#### ACTIVITY
Keep the wording of the records intact as you retype them, and omit every image.

#### DATA EXCERPTS
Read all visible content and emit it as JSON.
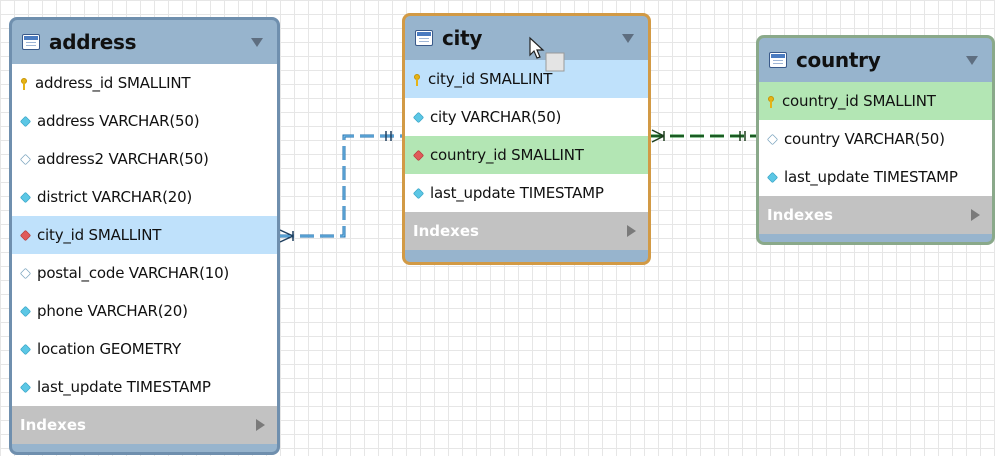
{
  "tables": {
    "address": {
      "title": "address",
      "columns": [
        {
          "label": "address_id SMALLINT",
          "icon": "primary-key-icon"
        },
        {
          "label": "address VARCHAR(50)",
          "icon": "not-null-column-icon"
        },
        {
          "label": "address2 VARCHAR(50)",
          "icon": "nullable-column-icon"
        },
        {
          "label": "district VARCHAR(20)",
          "icon": "not-null-column-icon"
        },
        {
          "label": "city_id SMALLINT",
          "icon": "foreign-key-icon"
        },
        {
          "label": "postal_code VARCHAR(10)",
          "icon": "nullable-column-icon"
        },
        {
          "label": "phone VARCHAR(20)",
          "icon": "not-null-column-icon"
        },
        {
          "label": "location GEOMETRY",
          "icon": "not-null-column-icon"
        },
        {
          "label": "last_update TIMESTAMP",
          "icon": "not-null-column-icon"
        }
      ],
      "indexes_label": "Indexes"
    },
    "city": {
      "title": "city",
      "columns": [
        {
          "label": "city_id SMALLINT",
          "icon": "primary-key-icon"
        },
        {
          "label": "city VARCHAR(50)",
          "icon": "not-null-column-icon"
        },
        {
          "label": "country_id SMALLINT",
          "icon": "foreign-key-icon"
        },
        {
          "label": "last_update TIMESTAMP",
          "icon": "not-null-column-icon"
        }
      ],
      "indexes_label": "Indexes"
    },
    "country": {
      "title": "country",
      "columns": [
        {
          "label": "country_id SMALLINT",
          "icon": "primary-key-icon"
        },
        {
          "label": "country VARCHAR(50)",
          "icon": "nullable-column-icon"
        },
        {
          "label": "last_update TIMESTAMP",
          "icon": "not-null-column-icon"
        }
      ],
      "indexes_label": "Indexes"
    }
  },
  "relationships": [
    {
      "from": "address.city_id",
      "to": "city.city_id",
      "style": "dashed",
      "color": "#1f6fae"
    },
    {
      "from": "city.country_id",
      "to": "country.country_id",
      "style": "dashed",
      "color": "#1f8a2e"
    }
  ],
  "colors": {
    "header": "#97b4cd",
    "selected_border": "#d29a45",
    "highlight_blue": "#bfe1fb",
    "highlight_green": "#b3e6b4",
    "indexes_bar": "#c2c2c2"
  }
}
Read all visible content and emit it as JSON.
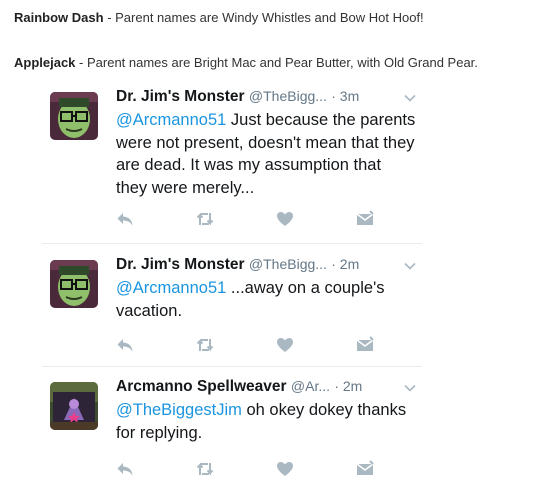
{
  "notes": [
    {
      "name": "Rainbow Dash",
      "sep": " - ",
      "text": "Parent names are Windy Whistles and Bow Hot Hoof!"
    },
    {
      "name": "Applejack",
      "sep": " - ",
      "text": "Parent names are Bright Mac and Pear Butter, with Old Grand Pear."
    }
  ],
  "tweets": [
    {
      "name": "Dr. Jim's Monster",
      "handle": "@TheBigg...",
      "time": "· 3m",
      "mention": "@Arcmanno51",
      "text": " Just because the parents were not present, doesn't mean that they are dead. It was my assumption that they were merely..."
    },
    {
      "name": "Dr. Jim's Monster",
      "handle": "@TheBigg...",
      "time": "· 2m",
      "mention": "@Arcmanno51",
      "text": " ...away on a couple's vacation."
    },
    {
      "name": "Arcmanno Spellweaver",
      "handle": "@Ar...",
      "time": "· 2m",
      "mention": "@TheBiggestJim",
      "text": " oh okey dokey thanks for replying."
    }
  ],
  "icons": [
    "reply-icon",
    "retweet-icon",
    "like-icon",
    "dm-icon",
    "chevron-down-icon"
  ],
  "colors": {
    "mention": "#1b95e0",
    "icon": "#aab8c2",
    "meta": "#657786",
    "divider": "#e6ecf0"
  }
}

#### YOUR RESPONSE
Read all visible content and emit it as JSON.
{
  "tables": {
    "address": {
      "title": "address",
      "columns": [
        {
          "label": "address_id SMALLINT",
          "icon": "primary-key-icon"
        },
        {
          "label": "address VARCHAR(50)",
          "icon": "not-null-column-icon"
        },
        {
          "label": "address2 VARCHAR(50)",
          "icon": "nullable-column-icon"
        },
        {
          "label": "district VARCHAR(20)",
          "icon": "not-null-column-icon"
        },
        {
          "label": "city_id SMALLINT",
          "icon": "foreign-key-icon"
        },
        {
          "label": "postal_code VARCHAR(10)",
          "icon": "nullable-column-icon"
        },
        {
          "label": "phone VARCHAR(20)",
          "icon": "not-null-column-icon"
        },
        {
          "label": "location GEOMETRY",
          "icon": "not-null-column-icon"
        },
        {
          "label": "last_update TIMESTAMP",
          "icon": "not-null-column-icon"
        }
      ],
      "indexes_label": "Indexes"
    },
    "city": {
      "title": "city",
      "columns": [
        {
          "label": "city_id SMALLINT",
          "icon": "primary-key-icon"
        },
        {
          "label": "city VARCHAR(50)",
          "icon": "not-null-column-icon"
        },
        {
          "label": "country_id SMALLINT",
          "icon": "foreign-key-icon"
        },
        {
          "label": "last_update TIMESTAMP",
          "icon": "not-null-column-icon"
        }
      ],
      "indexes_label": "Indexes"
    },
    "country": {
      "title": "country",
      "columns": [
        {
          "label": "country_id SMALLINT",
          "icon": "primary-key-icon"
        },
        {
          "label": "country VARCHAR(50)",
          "icon": "nullable-column-icon"
        },
        {
          "label": "last_update TIMESTAMP",
          "icon": "not-null-column-icon"
        }
      ],
      "indexes_label": "Indexes"
    }
  },
  "relationships": [
    {
      "from": "address.city_id",
      "to": "city.city_id",
      "style": "dashed",
      "color": "#1f6fae"
    },
    {
      "from": "city.country_id",
      "to": "country.country_id",
      "style": "dashed",
      "color": "#1f8a2e"
    }
  ],
  "colors": {
    "header": "#97b4cd",
    "selected_border": "#d29a45",
    "highlight_blue": "#bfe1fb",
    "highlight_green": "#b3e6b4",
    "indexes_bar": "#c2c2c2"
  }
}
Read all visible content and emit it as JSON.
{
  "notes": [
    {
      "name": "Rainbow Dash",
      "sep": " - ",
      "text": "Parent names are Windy Whistles and Bow Hot Hoof!"
    },
    {
      "name": "Applejack",
      "sep": " - ",
      "text": "Parent names are Bright Mac and Pear Butter, with Old Grand Pear."
    }
  ],
  "tweets": [
    {
      "name": "Dr. Jim's Monster",
      "handle": "@TheBigg...",
      "time": "· 3m",
      "mention": "@Arcmanno51",
      "text": " Just because the parents were not present, doesn't mean that they are dead. It was my assumption that they were merely..."
    },
    {
      "name": "Dr. Jim's Monster",
      "handle": "@TheBigg...",
      "time": "· 2m",
      "mention": "@Arcmanno51",
      "text": " ...away on a couple's vacation."
    },
    {
      "name": "Arcmanno Spellweaver",
      "handle": "@Ar...",
      "time": "· 2m",
      "mention": "@TheBiggestJim",
      "text": " oh okey dokey thanks for replying."
    }
  ],
  "icons": [
    "reply-icon",
    "retweet-icon",
    "like-icon",
    "dm-icon",
    "chevron-down-icon"
  ],
  "colors": {
    "mention": "#1b95e0",
    "icon": "#aab8c2",
    "meta": "#657786",
    "divider": "#e6ecf0"
  }
}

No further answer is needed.